Match the word "this". Return each line of the data below where it appears.
• • • •
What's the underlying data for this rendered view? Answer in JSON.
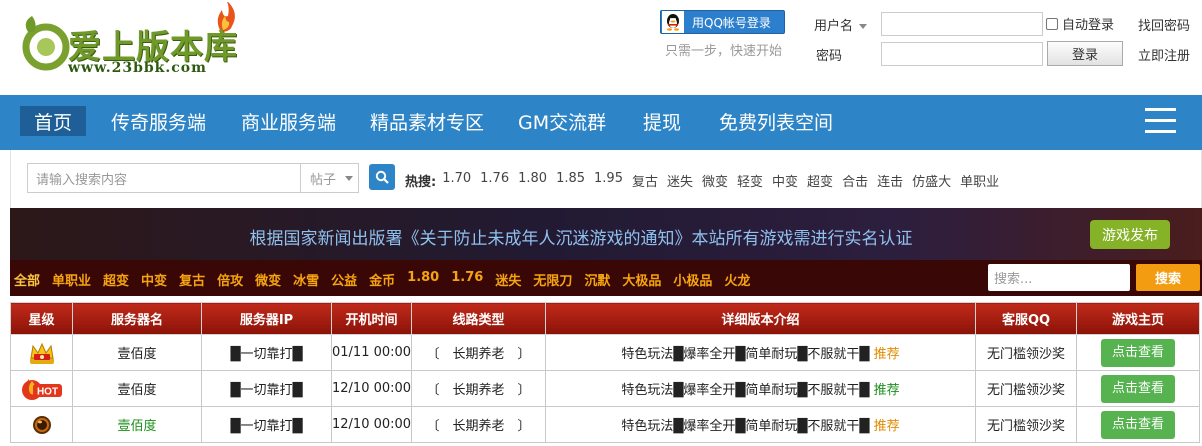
{
  "logo": {
    "name": "爱上版本库",
    "url": "www.23bbk.com"
  },
  "login": {
    "qq_button": "用QQ帐号登录",
    "qq_tip": "只需一步，快速开始",
    "username_label": "用户名",
    "password_label": "密码",
    "auto_login": "自动登录",
    "login_button": "登录",
    "find_password": "找回密码",
    "register": "立即注册"
  },
  "nav": {
    "items": [
      "首页",
      "传奇服务端",
      "商业服务端",
      "精品素材专区",
      "GM交流群",
      "提现",
      "免费列表空间"
    ],
    "active_index": 0
  },
  "search": {
    "placeholder": "请输入搜索内容",
    "type_selected": "帖子",
    "hot_label": "热搜:",
    "hot_keywords": [
      "1.70",
      "1.76",
      "1.80",
      "1.85",
      "1.95",
      "复古",
      "迷失",
      "微变",
      "轻变",
      "中变",
      "超变",
      "合击",
      "连击",
      "仿盛大",
      "单职业"
    ]
  },
  "notice": {
    "text": "根据国家新闻出版署《关于防止未成年人沉迷游戏的通知》本站所有游戏需进行实名认证",
    "publish_button": "游戏发布"
  },
  "filter": {
    "items": [
      "全部",
      "单职业",
      "超变",
      "中变",
      "复古",
      "倍攻",
      "微变",
      "冰雪",
      "公益",
      "金币",
      "1.80",
      "1.76",
      "迷失",
      "无限刀",
      "沉默",
      "大极品",
      "小极品",
      "火龙"
    ],
    "search_placeholder": "搜索...",
    "search_button": "搜索"
  },
  "table": {
    "headers": [
      "星级",
      "服务器名",
      "服务器IP",
      "开机时间",
      "线路类型",
      "详细版本介绍",
      "客服QQ",
      "游戏主页"
    ],
    "rows": [
      {
        "badge": "crown-icon",
        "name": "壹佰度",
        "name_color": "orange",
        "ip": "█一切靠打█",
        "time": "01/11 00:00",
        "line": "〔　长期养老　〕",
        "desc": "特色玩法█爆率全开█简单耐玩█不服就干█",
        "tag": "推荐",
        "tag_color": "orange",
        "qq": "无门槛领沙奖",
        "action": "点击查看"
      },
      {
        "badge": "hot-icon",
        "name": "壹佰度",
        "name_color": "orange",
        "ip": "█一切靠打█",
        "time": "12/10 00:00",
        "line": "〔　长期养老　〕",
        "desc": "特色玩法█爆率全开█简单耐玩█不服就干█",
        "tag": "推荐",
        "tag_color": "green",
        "qq": "无门槛领沙奖",
        "action": "点击查看"
      },
      {
        "badge": "orb-icon",
        "name": "壹佰度",
        "name_color": "green",
        "ip": "█一切靠打█",
        "time": "12/10 00:00",
        "line": "〔　长期养老　〕",
        "desc": "特色玩法█爆率全开█简单耐玩█不服就干█",
        "tag": "推荐",
        "tag_color": "orange",
        "qq": "无门槛领沙奖",
        "action": "点击查看"
      }
    ]
  },
  "colors": {
    "nav_bg": "#2d84c6",
    "nav_active": "#1d5f96",
    "table_header": "#a81c10",
    "filter_bg": "#3a0707",
    "view_button": "#56b350",
    "publish_button": "#86b228",
    "filter_button": "#f39c11",
    "time_red": "#e00000"
  }
}
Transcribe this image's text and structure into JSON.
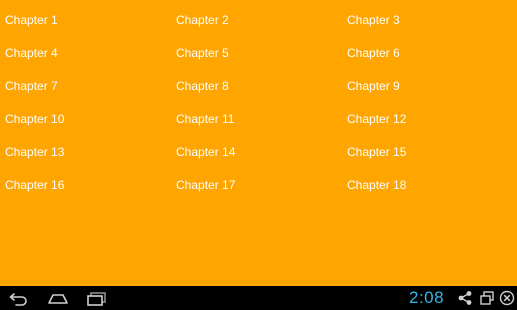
{
  "chapters": [
    "Chapter 1",
    "Chapter 2",
    "Chapter 3",
    "Chapter 4",
    "Chapter 5",
    "Chapter 6",
    "Chapter 7",
    "Chapter 8",
    "Chapter 9",
    "Chapter 10",
    "Chapter 11",
    "Chapter 12",
    "Chapter 13",
    "Chapter 14",
    "Chapter 15",
    "Chapter 16",
    "Chapter 17",
    "Chapter 18"
  ],
  "status_bar": {
    "clock": "2:08"
  },
  "icons": {
    "back": "back-icon",
    "home": "home-icon",
    "recents": "recent-apps-icon",
    "share": "share-icon",
    "window": "window-icon",
    "close": "close-icon"
  },
  "colors": {
    "background": "#FFA500",
    "text": "#FFFFFF",
    "nav_bar": "#000000",
    "clock": "#33B5E5"
  }
}
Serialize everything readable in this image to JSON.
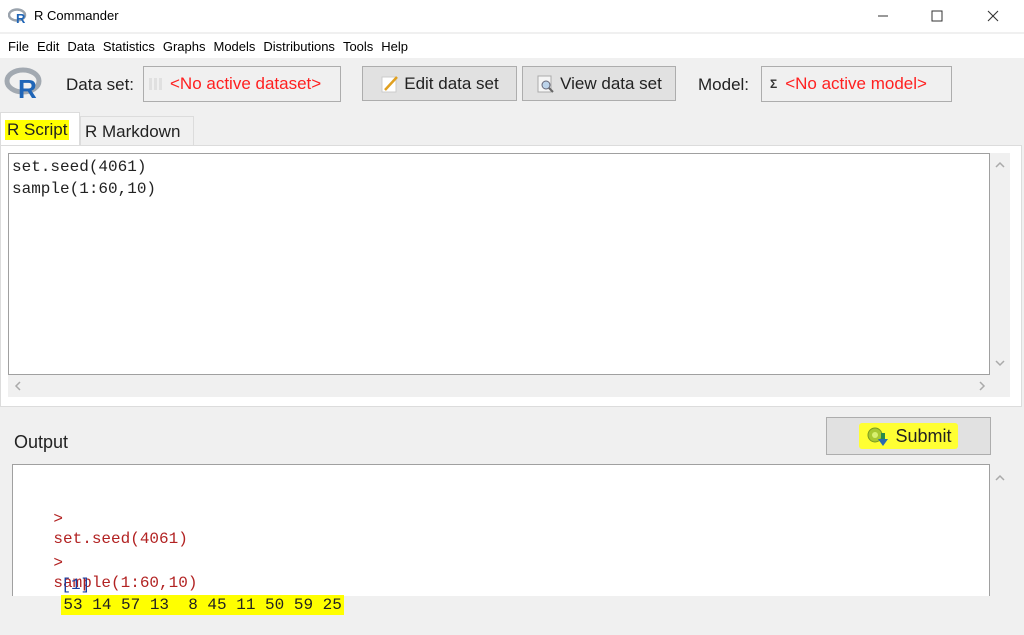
{
  "window": {
    "title": "R Commander",
    "controls": {
      "minimize": "—",
      "maximize": "☐",
      "close": "✕"
    }
  },
  "menu": [
    "File",
    "Edit",
    "Data",
    "Statistics",
    "Graphs",
    "Models",
    "Distributions",
    "Tools",
    "Help"
  ],
  "toolbar": {
    "dataset_label": "Data set:",
    "dataset_value": "<No active dataset>",
    "edit_button": "Edit data set",
    "view_button": "View data set",
    "model_label": "Model:",
    "model_value": "<No active model>",
    "model_icon_glyph": "Σ"
  },
  "tabs": [
    {
      "label": "R Script",
      "active": true,
      "highlighted": true
    },
    {
      "label": "R Markdown",
      "active": false
    }
  ],
  "script": {
    "lines": [
      "set.seed(4061)",
      "sample(1:60,10)"
    ]
  },
  "output_panel": {
    "label": "Output",
    "submit_label": "Submit",
    "lines": [
      {
        "prompt": ">",
        "text": "set.seed(4061)"
      },
      {
        "prompt": ">",
        "text": "sample(1:60,10)"
      }
    ],
    "result_index": "[1]",
    "result_values": "53 14 57 13  8 45 11 50 59 25"
  },
  "colors": {
    "highlight": "#ffff00",
    "warning_text": "#ff2020",
    "prompt_color": "#b22222",
    "index_color": "#1a3fa0"
  }
}
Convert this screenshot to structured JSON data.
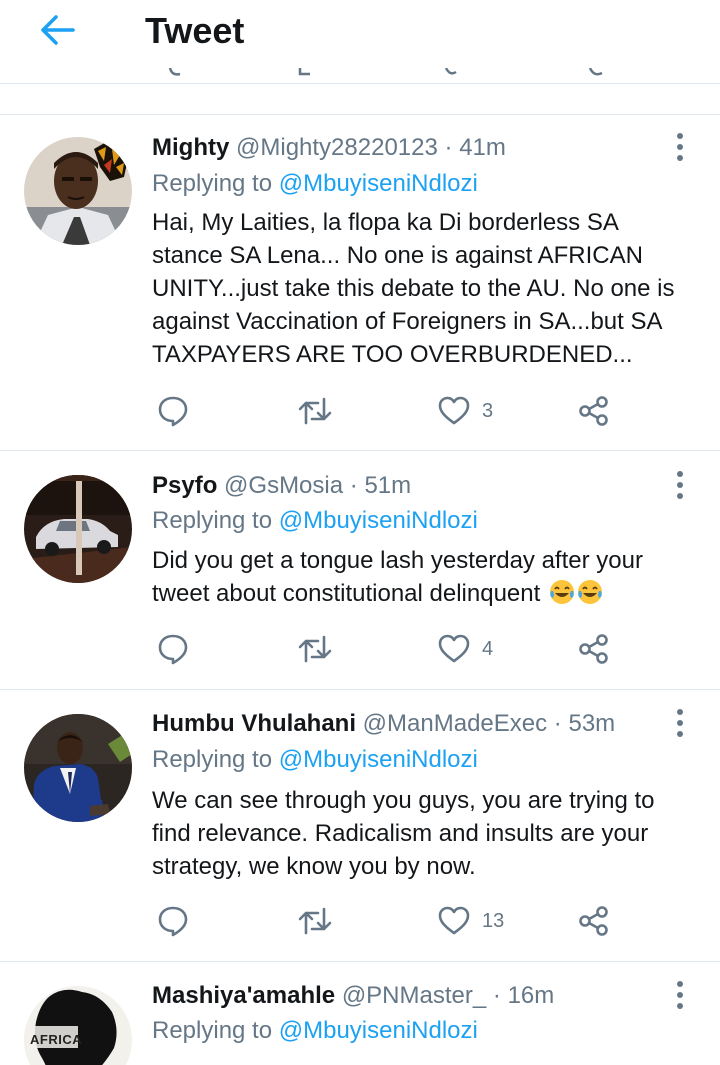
{
  "header": {
    "title": "Tweet",
    "back_icon": "arrow-left-icon"
  },
  "colors": {
    "accent": "#1da1f2",
    "secondary_text": "#657786",
    "divider": "#e1e8ed"
  },
  "tweets": [
    {
      "name": "Mighty",
      "handle": "@Mighty28220123",
      "separator": "·",
      "time": "41m",
      "replying_prefix": "Replying to",
      "replying_to": "@MbuyiseniNdlozi",
      "text_lines": [
        "Hai, My Laities, la flopa ka Di borderless SA",
        "stance SA Lena... No one is against AFRICAN",
        "UNITY...just take this debate to the AU. No one is",
        "against Vaccination of Foreigners in SA...but SA",
        "TAXPAYERS ARE TOO OVERBURDENED..."
      ],
      "likes": "3"
    },
    {
      "name": "Psyfo",
      "handle": "@GsMosia",
      "separator": "·",
      "time": "51m",
      "replying_prefix": "Replying to",
      "replying_to": "@MbuyiseniNdlozi",
      "text_lines": [
        "Did you get a tongue lash yesterday after your",
        "tweet about constitutional delinquent"
      ],
      "emoji": "tears-of-joy-emoji",
      "likes": "4"
    },
    {
      "name": "Humbu Vhulahani",
      "handle": "@ManMadeExec",
      "separator": "·",
      "time": "53m",
      "replying_prefix": "Replying to",
      "replying_to": "@MbuyiseniNdlozi",
      "text_lines": [
        "We can see through you guys, you are trying to",
        "find relevance. Radicalism and insults are your",
        "strategy, we know you by now."
      ],
      "likes": "13"
    },
    {
      "name": "Mashiya'amahle",
      "handle": "@PNMaster_",
      "separator": "·",
      "time": "16m",
      "replying_prefix": "Replying to",
      "replying_to": "@MbuyiseniNdlozi",
      "avatar_text": "AFRICA"
    }
  ]
}
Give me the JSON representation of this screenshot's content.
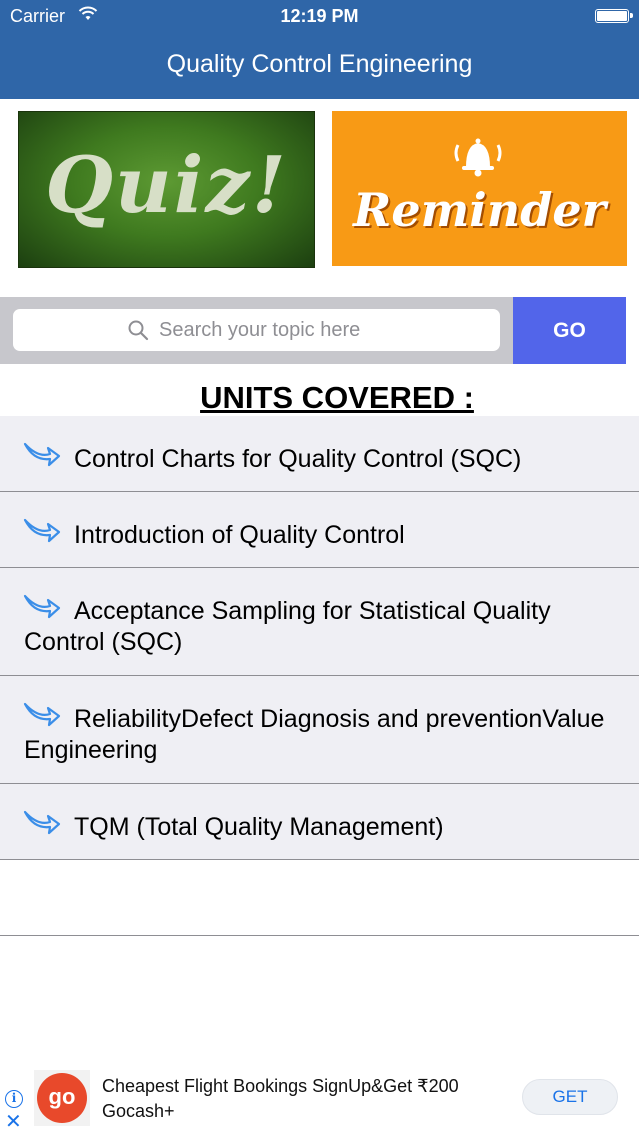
{
  "status_bar": {
    "carrier": "Carrier",
    "time": "12:19 PM"
  },
  "header": {
    "title": "Quality Control Engineering"
  },
  "banners": {
    "quiz_label": "Quiz!",
    "reminder_label": "Reminder"
  },
  "search": {
    "placeholder": "Search your topic here",
    "value": "",
    "go_label": "GO"
  },
  "units": {
    "title": "UNITS COVERED :",
    "items": [
      {
        "label": "Control Charts for Quality Control (SQC)"
      },
      {
        "label": "Introduction of Quality Control"
      },
      {
        "label": "Acceptance Sampling for Statistical Quality Control (SQC)"
      },
      {
        "label": "ReliabilityDefect Diagnosis and preventionValue Engineering"
      },
      {
        "label": "TQM (Total Quality Management)"
      }
    ]
  },
  "ad": {
    "logo_text": "go",
    "text": "Cheapest Flight Bookings SignUp&Get ₹200 Gocash+",
    "cta_label": "GET"
  },
  "colors": {
    "header": "#2f66a8",
    "go_button": "#5265ea",
    "reminder_banner": "#f89a15",
    "list_row": "#efeff4",
    "arrow": "#3b8ee8"
  },
  "icons": {
    "status": [
      "wifi-icon",
      "battery-icon"
    ],
    "search": "search-icon",
    "list": "arrow-right-icon",
    "reminder": "bell-icon",
    "ad": [
      "info-icon",
      "close-icon"
    ]
  }
}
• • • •
§ **Result below**:
What's the underlying data for this rendered view? Answer in JSON.
Transcribe this image's text and structure into JSON.
Serialize everything readable in this image to JSON.
Convert this screenshot to structured JSON data.
        "UNITY...just take this debate to the AU. No one is",
Give me the JSON representation of this screenshot's content.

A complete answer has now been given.